TABLE OF CONTENTS

PRINT November 1992

EDITOR'S LETTER

Jack Bankowsky

Demon-possessed and spewing indecencies, Sue Williams has arrived spitting and foaming in the art-world spotlight. Indeed, Williams loads her canvases with brutish doodles and slogans until their scrubbed and smeared surfaces read like a virtual catalogue of crimes against her sex.

Dan Cameron looks in on this one-woman heart of darkness and discovers a feminism that works the very belly of the beast. Williams has perfect pitch when it comes to the dictions of abuse, of both the overt and the more insidious sort. She knows that oppression can come dressed as common sense—its impositions managed like intransigent orders, rather than the mutable codes they are—and her tactical response is no-holds-barred guerrilla. The paintings that result won’t go down any easier with antiporn feminists like Catharine MacKinnon than with Jesse Helms.

Johns Hopkins University professor Judith Butler is as restless as Williams when it comes to the policing of desire. Indeed, the obliteration of “the ethical distinctions between fantasy, representation, and action,” on which the antiporn agenda depends, strikes her as plainly reactionary. Since the publication of her most recent book, Gender Trouble, Butler has been shaking things up well outside the groves of the academy. Liz Kotz’s conversation with her is the centerpiece of this issue of Artforum, and sets the stage for Cameron’s discussion of the vociferous debates that Williams has sparked on the use of sexually explicit material and on the “negative” imaging of women within the realm of culture. It also begins a new series in the magazine: interviews with figures in the broader field of cultural studies whose work has special resonance for the discussion within our pages.

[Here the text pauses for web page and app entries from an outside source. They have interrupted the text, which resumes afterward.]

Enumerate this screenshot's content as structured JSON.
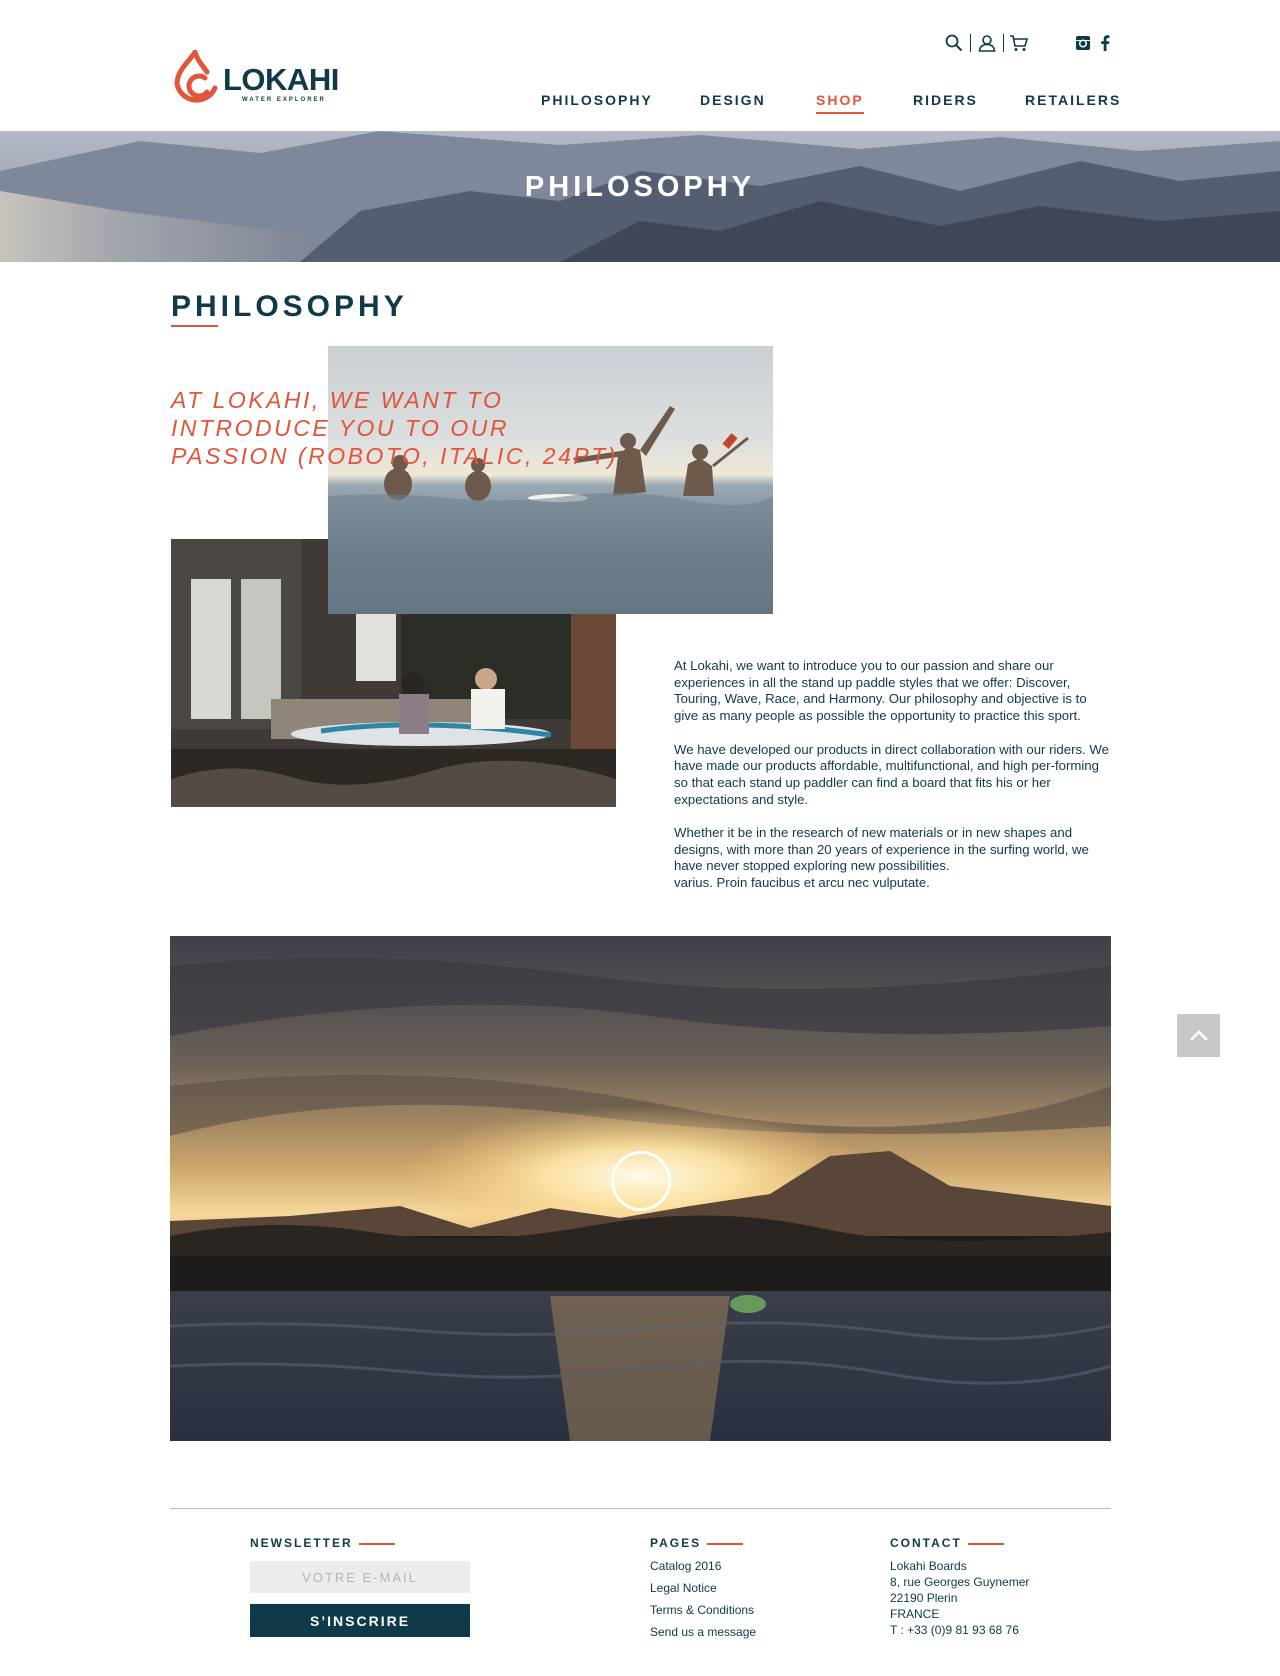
{
  "brand": {
    "name": "LOKAHI",
    "tagline": "WATER EXPLORER",
    "accent": "#e2553a",
    "navy": "#0e3a4a"
  },
  "header": {
    "utility_icons": [
      "search-icon",
      "user-icon",
      "cart-icon",
      "instagram-icon",
      "facebook-icon"
    ],
    "nav": [
      {
        "label": "PHILOSOPHY",
        "active": false
      },
      {
        "label": "DESIGN",
        "active": false
      },
      {
        "label": "SHOP",
        "active": true
      },
      {
        "label": "RIDERS",
        "active": false
      },
      {
        "label": "RETAILERS",
        "active": false
      }
    ]
  },
  "hero": {
    "title": "PHILOSOPHY"
  },
  "main": {
    "title": "PHILOSOPHY",
    "quote_lines": [
      "AT LOKAHI, WE WANT TO",
      "INTRODUCE YOU TO OUR",
      "PASSION (ROBOTO, ITALIC, 24PT)"
    ],
    "paragraphs": [
      "At Lokahi, we want to introduce you to our passion and share our experiences in all the stand up paddle styles that we offer: Discover, Touring, Wave, Race, and Harmony. Our philosophy and objective is to give as many people as possible the opportunity to practice this sport.",
      "We have developed our products in direct collaboration with our riders. We have made our products affordable, multifunctional, and high per-forming so that each stand up paddler can find a board that fits his or her expectations and style.",
      "Whether it be in the research of new materials or in new shapes and designs, with more than 20 years of experience in the surfing world, we have never stopped exploring new possibilities.",
      "varius. Proin faucibus et arcu nec vulputate."
    ]
  },
  "footer": {
    "newsletter": {
      "heading": "NEWSLETTER",
      "placeholder": "VOTRE E-MAIL",
      "button": "S’INSCRIRE"
    },
    "pages": {
      "heading": "PAGES",
      "links": [
        "Catalog 2016",
        "Legal Notice",
        "Terms & Conditions",
        "Send us a message"
      ]
    },
    "contact": {
      "heading": "CONTACT",
      "lines": [
        "Lokahi Boards",
        "8, rue Georges Guynemer",
        "22190 Plerin",
        "FRANCE",
        "T : +33 (0)9 81 93 68 76"
      ]
    }
  }
}
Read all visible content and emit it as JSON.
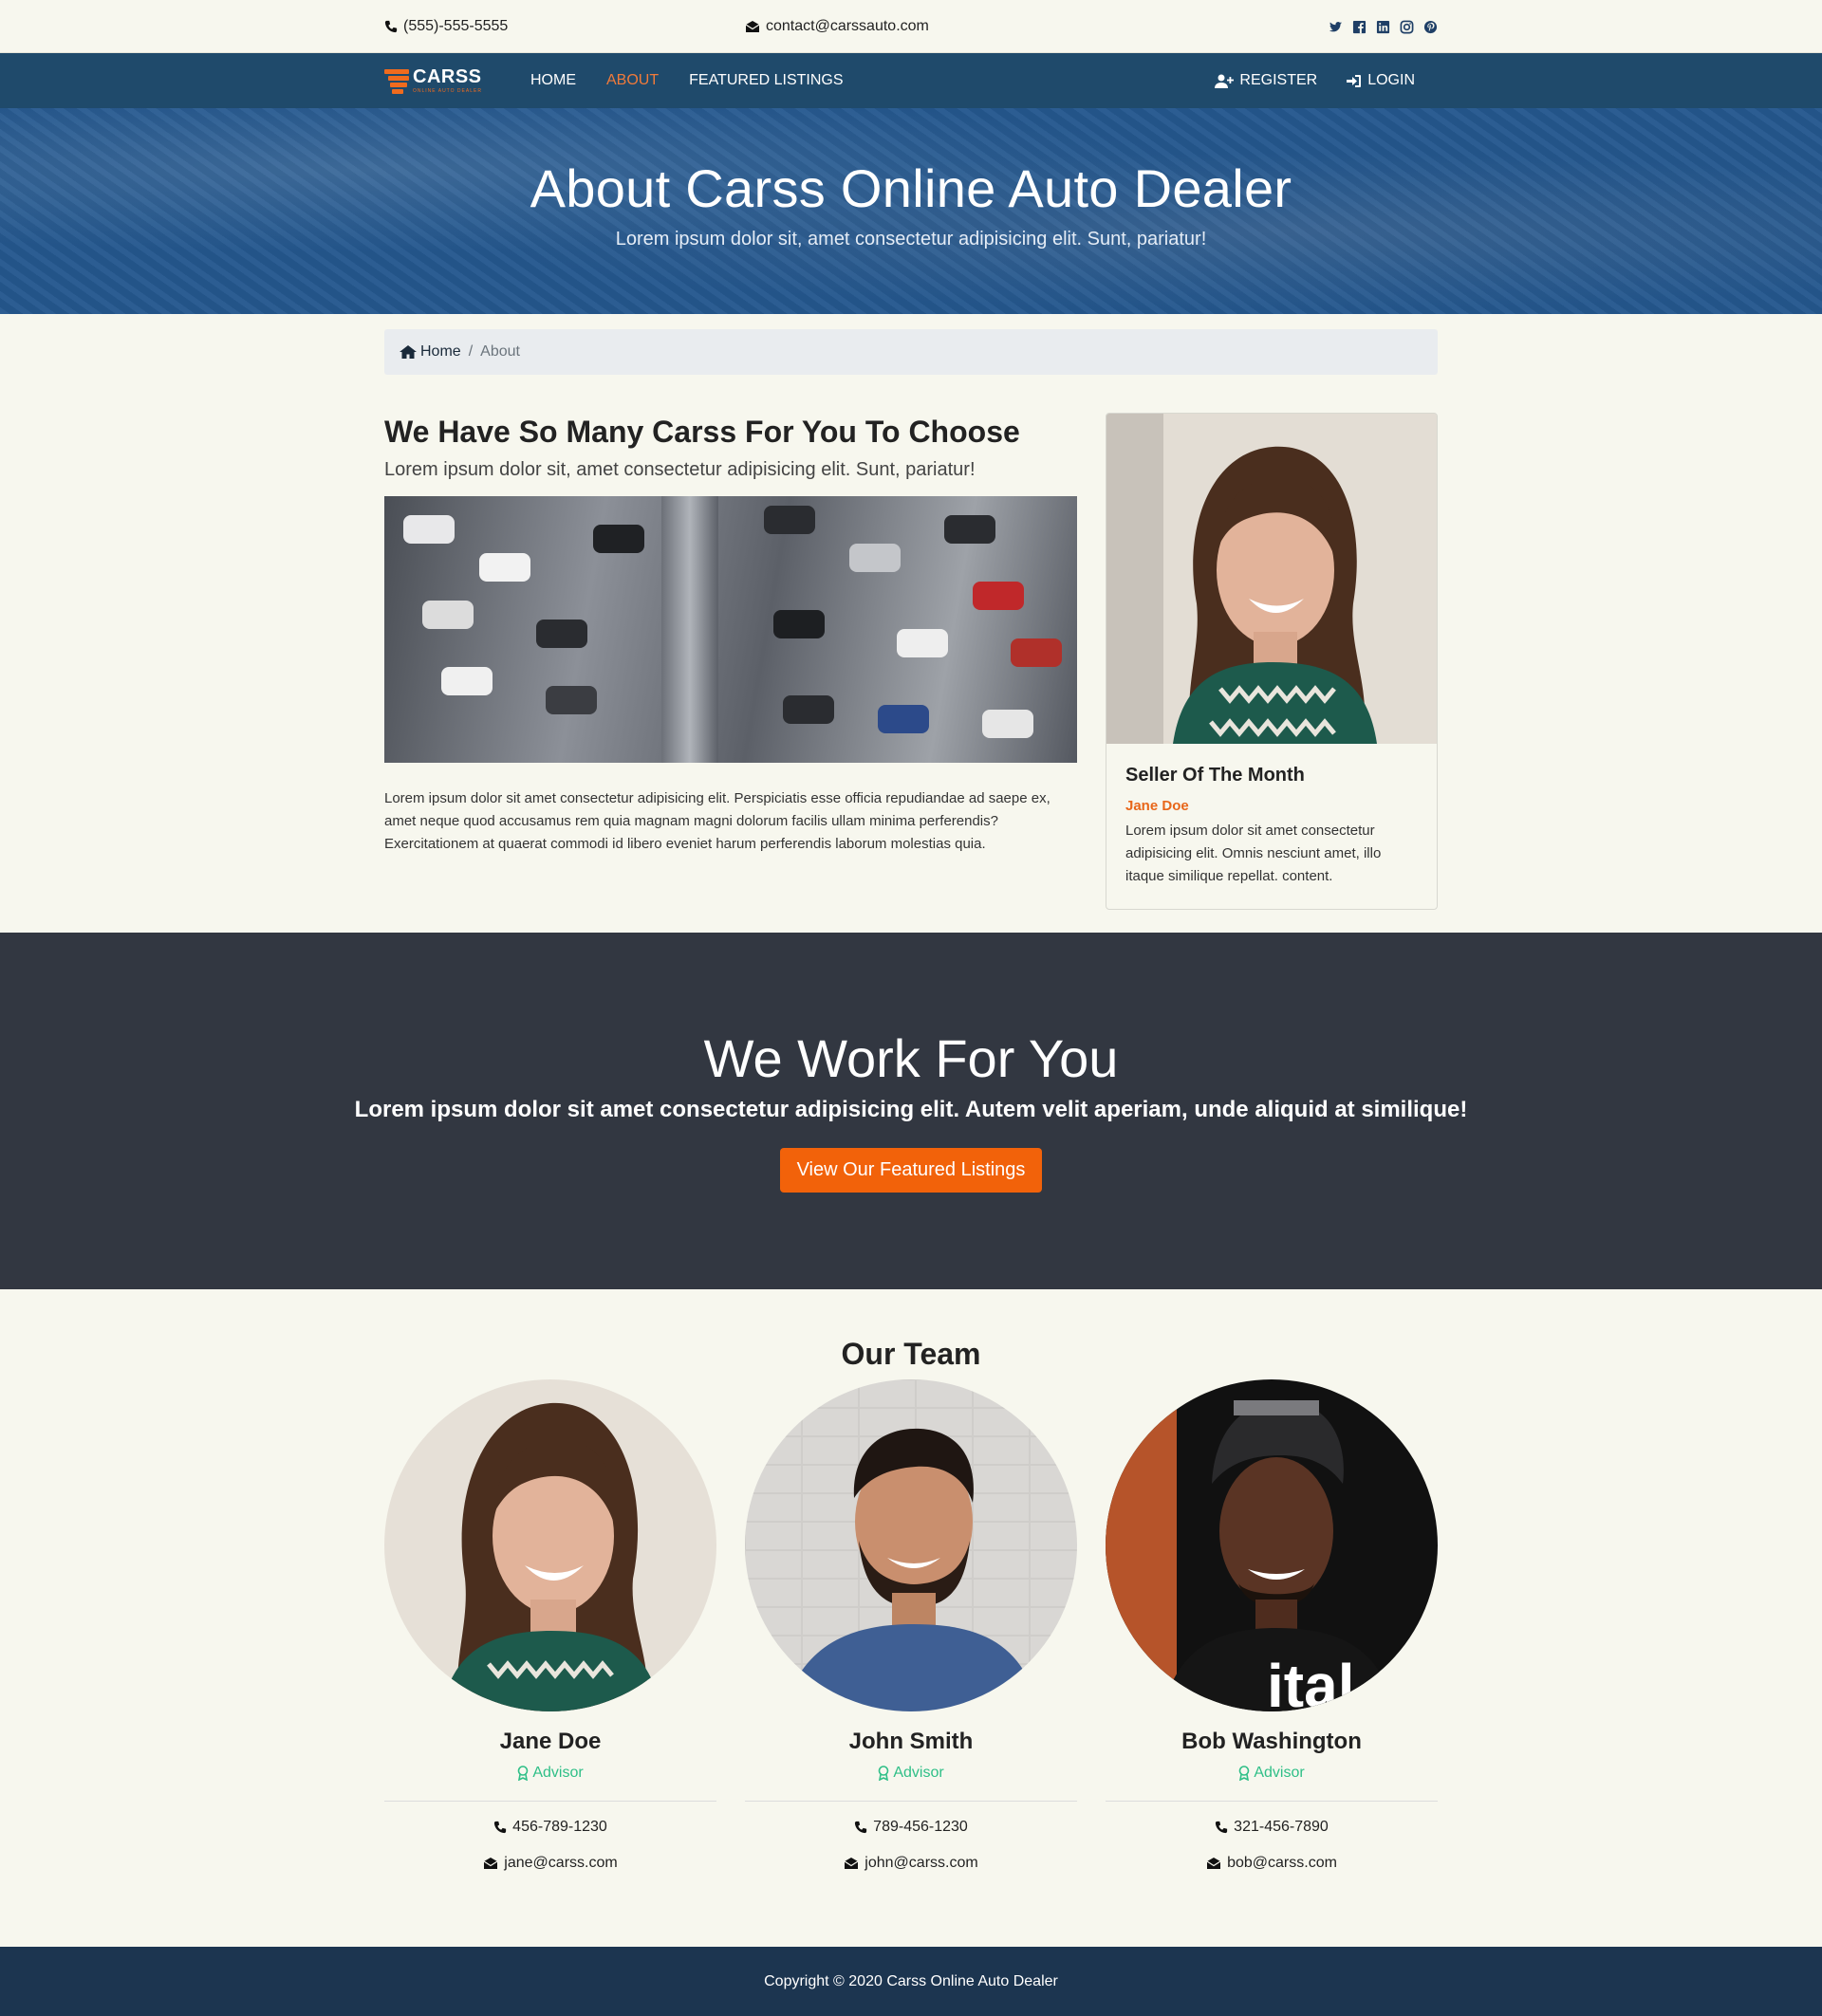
{
  "topbar": {
    "phone": "(555)-555-5555",
    "email": "contact@carssauto.com",
    "social": [
      "twitter-icon",
      "facebook-icon",
      "linkedin-icon",
      "instagram-icon",
      "pinterest-icon"
    ]
  },
  "nav": {
    "brand": "CARSS",
    "brand_sub": "ONLINE AUTO DEALER",
    "links": [
      "HOME",
      "ABOUT",
      "FEATURED LISTINGS"
    ],
    "active": "ABOUT",
    "register": "REGISTER",
    "login": "LOGIN"
  },
  "hero": {
    "title": "About Carss Online Auto Dealer",
    "subtitle": "Lorem ipsum dolor sit, amet consectetur adipisicing elit. Sunt, pariatur!"
  },
  "breadcrumb": {
    "home": "Home",
    "current": "About"
  },
  "about": {
    "heading": "We Have So Many Carss For You To Choose",
    "lead": "Lorem ipsum dolor sit, amet consectetur adipisicing elit. Sunt, pariatur!",
    "body": "Lorem ipsum dolor sit amet consectetur adipisicing elit. Perspiciatis esse officia repudiandae ad saepe ex, amet neque quod accusamus rem quia magnam magni dolorum facilis ullam minima perferendis? Exercitationem at quaerat commodi id libero eveniet harum perferendis laborum molestias quia."
  },
  "seller": {
    "title": "Seller Of The Month",
    "name": "Jane Doe",
    "desc": "Lorem ipsum dolor sit amet consectetur adipisicing elit. Omnis nesciunt amet, illo itaque similique repellat. content."
  },
  "cta": {
    "title": "We Work For You",
    "subtitle": "Lorem ipsum dolor sit amet consectetur adipisicing elit. Autem velit aperiam, unde aliquid at similique!",
    "button": "View Our Featured Listings"
  },
  "team": {
    "heading": "Our Team",
    "members": [
      {
        "name": "Jane Doe",
        "role": "Advisor",
        "phone": "456-789-1230",
        "email": "jane@carss.com"
      },
      {
        "name": "John Smith",
        "role": "Advisor",
        "phone": "789-456-1230",
        "email": "john@carss.com"
      },
      {
        "name": "Bob Washington",
        "role": "Advisor",
        "phone": "321-456-7890",
        "email": "bob@carss.com"
      }
    ]
  },
  "footer": {
    "copyright": "Copyright © 2020 Carss Online Auto Dealer"
  },
  "colors": {
    "accent": "#f2620a",
    "nav": "#1f4a6b",
    "hero": "#24578e",
    "dark": "#323741",
    "footer": "#1c3550",
    "role": "#2fbf87"
  }
}
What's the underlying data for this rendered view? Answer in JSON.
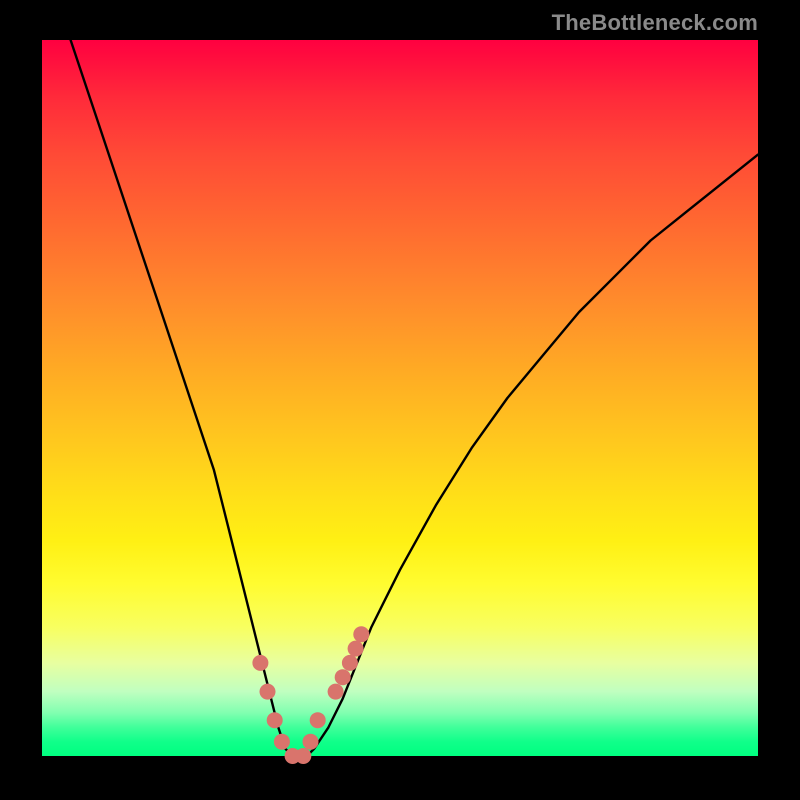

Ever since Marcel Duchamp dressed up as his feminine alter ego, Rrose Sélavy, artists of every sexual persuasion have gender-bent their way across the century, demonstrating that those persuasions are far more mutable than is conventionally acknowledged. Central to Butler’s position is her criticism of the essentializing, identity-based feminisms on which she cut her political teeth. Examining practices of parodic imitation and repetition of gender norms as attempts to “force [these conventions] to resignify,” she questions the very notion of immutable gender orientations. To accompany the interview, we have culled a selection of contemporary artworks that test these same protocols, proposing instead a range of exhilarating instabilities.

Identity bending of one sort or another runs through the issue: Jim Lewis explores Meyer Vaisman’s slapstick ethnography, discovering the antiessentialist bias in his cross-cultural bird dressing; Larry Rinder’s “Robot Redux,” a photo essay on cybernetics and robotics in contemporary art, documents a range of prosthetic mix-ups of man and machine; Thomas McEvilley views Jean-Michel Basquiat’s “primitivism” as a black artist’s take on white artists’ takes on black art; and Jean Fisher considers the Americas as the “bride” who destabilizes Eurocentric identity in this postcolonial era.

Finally, in the first installment of a new monthly column, Rhonda Lieberman, the regular Artforum contributor responsible for adding such courses as “Proust and I Love Lucy,” “Trauma and Pleasure,” and “Son of Trauma and Pleasure” to the curriculum of the School of the Art Institute of Chicago, buckles under the superegoic gaze of the “Chanel big Other.” She regains her equilibrium, however, exposing Coco’s own lack before her ultimate site of “yum yum”—blue blood. With a bow to Karl Lagerfeld’s savvy in knocking off street knockoffs of his own couture and selling them back at couture prices, Lieberman defuses her own lack by elevating low-end products like dog food with mock Chanel packaging and marketing them as her own line of high-art consumables.

Jack Bankowsky